(Beginning of Listed records)

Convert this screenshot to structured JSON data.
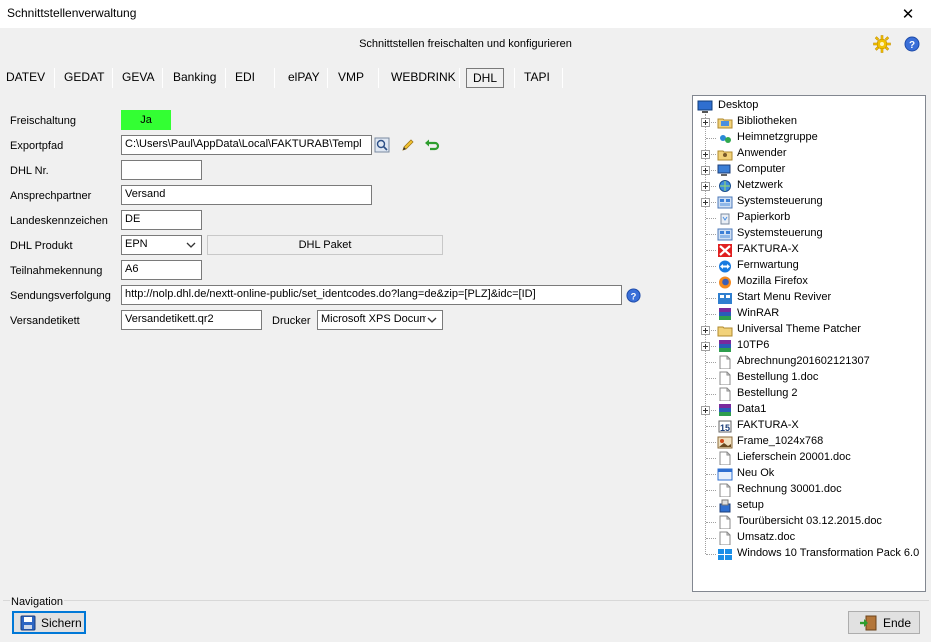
{
  "window": {
    "title": "Schnittstellenverwaltung",
    "close": "✕"
  },
  "header": {
    "text": "Schnittstellen freischalten und konfigurieren"
  },
  "tabs": [
    "DATEV",
    "GEDAT",
    "GEVA",
    "Banking",
    "EDI",
    "elPAY",
    "VMP",
    "WEBDRINK",
    "DHL",
    "TAPI"
  ],
  "active_tab": "DHL",
  "form": {
    "freischaltung": {
      "label": "Freischaltung",
      "value": "Ja"
    },
    "exportpfad": {
      "label": "Exportpfad",
      "value": "C:\\Users\\Paul\\AppData\\Local\\FAKTURAB\\Templ"
    },
    "dhl_nr": {
      "label": "DHL Nr.",
      "value": ""
    },
    "ansprechpartner": {
      "label": "Ansprechpartner",
      "value": "Versand"
    },
    "landeskennzeichen": {
      "label": "Landeskennzeichen",
      "value": "DE"
    },
    "dhl_produkt": {
      "label": "DHL Produkt",
      "value": "EPN",
      "description": "DHL Paket"
    },
    "teilnahmekennung": {
      "label": "Teilnahmekennung",
      "value": "A6"
    },
    "sendungsverfolgung": {
      "label": "Sendungsverfolgung",
      "value": "http://nolp.dhl.de/nextt-online-public/set_identcodes.do?lang=de&zip=[PLZ]&idc=[ID]"
    },
    "versandetikett": {
      "label": "Versandetikett",
      "value": "Versandetikett.qr2"
    },
    "drucker": {
      "label": "Drucker",
      "value": "Microsoft XPS Docum"
    }
  },
  "tree": {
    "root": "Desktop",
    "items": [
      {
        "label": "Bibliotheken",
        "icon": "library-icon",
        "expandable": true
      },
      {
        "label": "Heimnetzgruppe",
        "icon": "homegroup-icon",
        "expandable": false
      },
      {
        "label": "Anwender",
        "icon": "user-folder-icon",
        "expandable": true
      },
      {
        "label": "Computer",
        "icon": "computer-icon",
        "expandable": true
      },
      {
        "label": "Netzwerk",
        "icon": "network-icon",
        "expandable": true
      },
      {
        "label": "Systemsteuerung",
        "icon": "control-panel-icon",
        "expandable": true
      },
      {
        "label": "Papierkorb",
        "icon": "recycle-bin-icon",
        "expandable": false
      },
      {
        "label": "Systemsteuerung",
        "icon": "control-panel-icon",
        "expandable": false
      },
      {
        "label": "FAKTURA-X",
        "icon": "faktura-icon",
        "expandable": false
      },
      {
        "label": "Fernwartung",
        "icon": "teamviewer-icon",
        "expandable": false
      },
      {
        "label": "Mozilla Firefox",
        "icon": "firefox-icon",
        "expandable": false
      },
      {
        "label": "Start Menu Reviver",
        "icon": "app-icon",
        "expandable": false
      },
      {
        "label": "WinRAR",
        "icon": "winrar-icon",
        "expandable": false
      },
      {
        "label": "Universal Theme Patcher",
        "icon": "folder-icon",
        "expandable": true
      },
      {
        "label": "10TP6",
        "icon": "archive-icon",
        "expandable": true
      },
      {
        "label": "Abrechnung201602121307",
        "icon": "document-icon",
        "expandable": false
      },
      {
        "label": "Bestellung 1.doc",
        "icon": "document-icon",
        "expandable": false
      },
      {
        "label": "Bestellung 2",
        "icon": "document-icon",
        "expandable": false
      },
      {
        "label": "Data1",
        "icon": "archive-icon",
        "expandable": true
      },
      {
        "label": "FAKTURA-X",
        "icon": "calendar-icon",
        "expandable": false
      },
      {
        "label": "Frame_1024x768",
        "icon": "image-icon",
        "expandable": false
      },
      {
        "label": "Lieferschein 20001.doc",
        "icon": "document-icon",
        "expandable": false
      },
      {
        "label": "Neu Ok",
        "icon": "window-icon",
        "expandable": false
      },
      {
        "label": "Rechnung 30001.doc",
        "icon": "document-icon",
        "expandable": false
      },
      {
        "label": "setup",
        "icon": "setup-icon",
        "expandable": false
      },
      {
        "label": "Tourübersicht 03.12.2015.doc",
        "icon": "document-icon",
        "expandable": false
      },
      {
        "label": "Umsatz.doc",
        "icon": "document-icon",
        "expandable": false
      },
      {
        "label": "Windows 10 Transformation Pack 6.0",
        "icon": "windows-icon",
        "expandable": false
      }
    ]
  },
  "navigation": {
    "label": "Navigation",
    "save": "Sichern",
    "end": "Ende"
  },
  "colors": {
    "active_green": "#33ff33",
    "focus_blue": "#0078d7"
  }
}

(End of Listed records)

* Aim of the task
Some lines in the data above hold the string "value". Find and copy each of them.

* Completed exercise
      "value": "Ja"
      "value": "C:\\Users\\Paul\\AppData\\Local\\FAKTURAB\\Templ"
      "value": ""
      "value": "Versand"
      "value": "DE"
      "value": "EPN",
      "value": "A6"
      "value": "http://nolp.dhl.de/nextt-online-public/set_identcodes.do?lang=de&zip=[PLZ]&idc=[ID]"
      "value": "Versandetikett.qr2"
      "value": "Microsoft XPS Docum"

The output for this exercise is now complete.